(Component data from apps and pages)
==========

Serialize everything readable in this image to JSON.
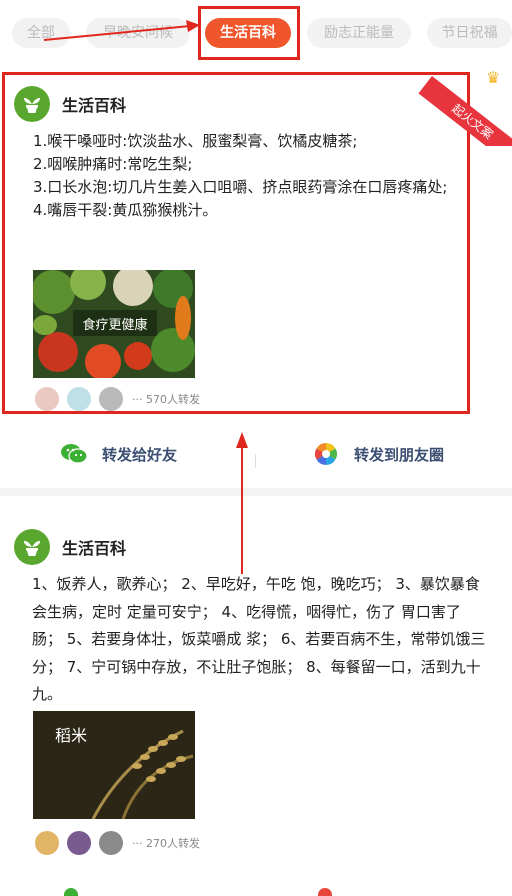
{
  "tabs": [
    {
      "label": "全部",
      "active": false
    },
    {
      "label": "早晚安问候",
      "active": false
    },
    {
      "label": "生活百科",
      "active": true
    },
    {
      "label": "励志正能量",
      "active": false
    },
    {
      "label": "节日祝福",
      "active": false
    }
  ],
  "ribbon_label": "起火文案",
  "cards": [
    {
      "title": "生活百科",
      "lines": [
        "1.喉干嗓哑时:饮淡盐水、服蜜梨膏、饮橘皮糖茶;",
        "2.咽喉肿痛时:常吃生梨;",
        "3.口长水泡:切几片生姜入口咀嚼、挤点眼药膏涂在口唇疼痛处;",
        "4.嘴唇干裂:黄瓜猕猴桃汁。"
      ],
      "image_caption": "食疗更健康",
      "share_count": "··· 570人转发"
    },
    {
      "title": "生活百科",
      "text": "1、饭养人，歌养心； 2、早吃好，午吃 饱，晚吃巧； 3、暴饮暴食会生病，定时 定量可安宁； 4、吃得慌，咽得忙，伤了 胃口害了肠； 5、若要身体壮，饭菜嚼成 浆； 6、若要百病不生，常带饥饿三分； 7、宁可锅中存放，不让肚子饱胀； 8、每餐留一口，活到九十九。",
      "image_caption": "稻米",
      "share_count": "··· 270人转发"
    }
  ],
  "forward": {
    "friend_label": "转发给好友",
    "moments_label": "转发到朋友圈"
  },
  "colors": {
    "accent": "#f0562c",
    "highlight_red": "#e0271d",
    "brand_green": "#5aa72f",
    "wechat_green": "#3cb034"
  }
}
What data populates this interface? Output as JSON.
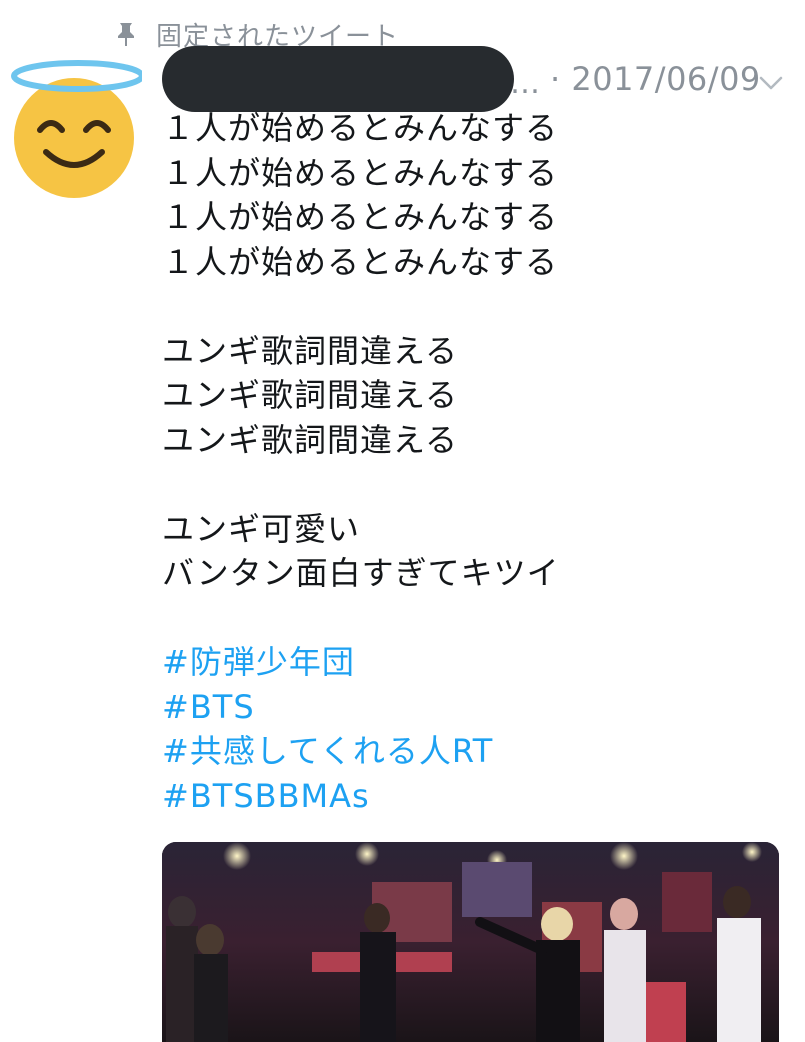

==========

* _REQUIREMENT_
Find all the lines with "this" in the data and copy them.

* _ANSWER TO THE PROBLEM_
Serialize everything readable in this image to JSON.
What data populates this interface? Output as JSON.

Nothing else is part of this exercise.